╭──
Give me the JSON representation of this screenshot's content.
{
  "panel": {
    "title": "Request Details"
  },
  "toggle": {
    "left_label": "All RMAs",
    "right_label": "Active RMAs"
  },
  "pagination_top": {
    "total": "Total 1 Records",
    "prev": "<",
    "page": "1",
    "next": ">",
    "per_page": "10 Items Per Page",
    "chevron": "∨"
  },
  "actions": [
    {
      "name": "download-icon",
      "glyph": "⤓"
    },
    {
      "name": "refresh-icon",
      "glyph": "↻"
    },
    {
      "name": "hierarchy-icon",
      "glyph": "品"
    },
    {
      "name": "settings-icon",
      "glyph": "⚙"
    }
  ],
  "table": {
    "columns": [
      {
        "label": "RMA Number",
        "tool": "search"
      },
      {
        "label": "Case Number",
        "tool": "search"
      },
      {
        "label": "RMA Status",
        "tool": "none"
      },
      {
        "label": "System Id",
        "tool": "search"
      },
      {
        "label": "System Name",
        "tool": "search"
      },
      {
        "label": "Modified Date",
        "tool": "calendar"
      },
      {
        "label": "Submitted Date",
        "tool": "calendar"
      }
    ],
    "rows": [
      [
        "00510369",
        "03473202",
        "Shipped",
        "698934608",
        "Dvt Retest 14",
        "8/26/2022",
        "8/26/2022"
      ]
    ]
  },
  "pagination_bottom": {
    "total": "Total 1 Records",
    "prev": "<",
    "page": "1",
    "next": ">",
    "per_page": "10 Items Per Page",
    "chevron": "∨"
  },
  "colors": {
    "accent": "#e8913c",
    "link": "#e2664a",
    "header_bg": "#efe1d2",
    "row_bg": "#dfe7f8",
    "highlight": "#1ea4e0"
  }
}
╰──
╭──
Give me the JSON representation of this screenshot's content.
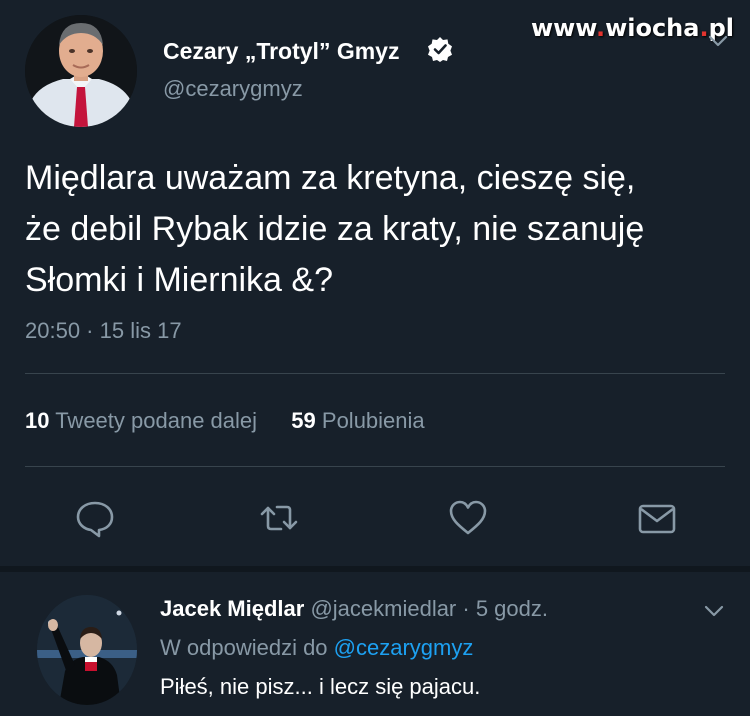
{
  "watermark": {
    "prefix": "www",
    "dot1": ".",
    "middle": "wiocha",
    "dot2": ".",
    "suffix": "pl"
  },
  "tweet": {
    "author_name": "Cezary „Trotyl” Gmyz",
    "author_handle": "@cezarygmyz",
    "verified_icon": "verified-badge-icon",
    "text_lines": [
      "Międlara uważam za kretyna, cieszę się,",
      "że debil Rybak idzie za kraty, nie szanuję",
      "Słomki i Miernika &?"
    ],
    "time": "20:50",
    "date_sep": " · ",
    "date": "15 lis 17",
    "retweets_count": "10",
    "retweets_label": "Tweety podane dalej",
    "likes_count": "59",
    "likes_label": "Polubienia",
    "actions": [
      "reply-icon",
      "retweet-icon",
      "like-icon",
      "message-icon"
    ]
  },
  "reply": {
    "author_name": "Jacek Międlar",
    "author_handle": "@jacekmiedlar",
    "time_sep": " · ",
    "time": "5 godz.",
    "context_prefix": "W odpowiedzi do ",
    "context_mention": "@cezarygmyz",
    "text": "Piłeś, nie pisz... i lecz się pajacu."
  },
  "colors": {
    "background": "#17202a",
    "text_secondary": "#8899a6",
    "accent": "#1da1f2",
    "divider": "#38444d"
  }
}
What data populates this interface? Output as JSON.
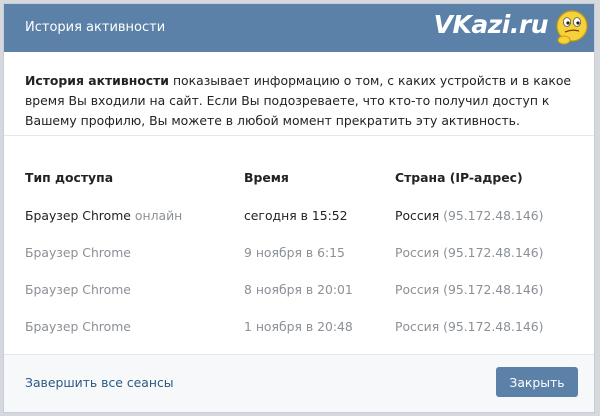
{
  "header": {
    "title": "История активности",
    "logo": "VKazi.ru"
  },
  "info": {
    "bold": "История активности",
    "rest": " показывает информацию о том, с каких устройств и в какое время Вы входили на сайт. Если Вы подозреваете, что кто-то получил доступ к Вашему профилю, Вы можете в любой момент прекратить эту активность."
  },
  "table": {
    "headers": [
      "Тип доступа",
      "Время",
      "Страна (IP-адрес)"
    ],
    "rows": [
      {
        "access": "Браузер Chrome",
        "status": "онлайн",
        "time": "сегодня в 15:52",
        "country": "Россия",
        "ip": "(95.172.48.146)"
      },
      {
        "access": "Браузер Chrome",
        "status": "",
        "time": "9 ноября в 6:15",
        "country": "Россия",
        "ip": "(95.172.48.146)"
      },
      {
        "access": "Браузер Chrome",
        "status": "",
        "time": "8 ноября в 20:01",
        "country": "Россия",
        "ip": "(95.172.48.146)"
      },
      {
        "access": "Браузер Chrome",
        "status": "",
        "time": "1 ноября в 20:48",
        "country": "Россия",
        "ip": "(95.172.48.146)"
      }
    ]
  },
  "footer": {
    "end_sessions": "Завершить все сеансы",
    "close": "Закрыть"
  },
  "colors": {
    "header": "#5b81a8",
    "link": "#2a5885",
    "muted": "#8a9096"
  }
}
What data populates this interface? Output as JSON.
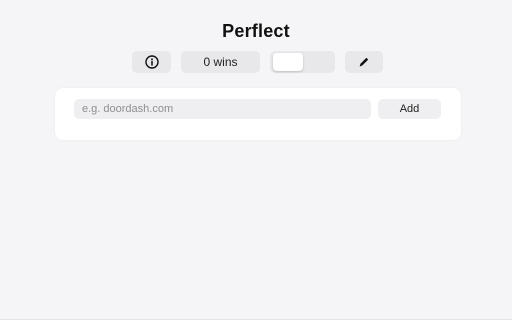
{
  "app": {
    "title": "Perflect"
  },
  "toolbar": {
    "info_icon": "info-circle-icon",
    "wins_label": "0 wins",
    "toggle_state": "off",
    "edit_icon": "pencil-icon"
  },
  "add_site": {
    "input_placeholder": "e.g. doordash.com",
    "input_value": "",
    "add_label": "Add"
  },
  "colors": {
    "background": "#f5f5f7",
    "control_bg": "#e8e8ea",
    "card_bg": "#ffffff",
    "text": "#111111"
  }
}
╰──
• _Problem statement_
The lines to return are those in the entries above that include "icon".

• _Solved exercise_
      "name": "download-icon",
      "name": "refresh-icon",
      "name": "hierarchy-icon",
      "name": "settings-icon",
    "verified_icon": "verified-badge-icon",
      "reply-icon",
      "retweet-icon",
      "like-icon",
      "message-icon"
    "info_icon": "info-circle-icon",
    "edit_icon": "pencil-icon"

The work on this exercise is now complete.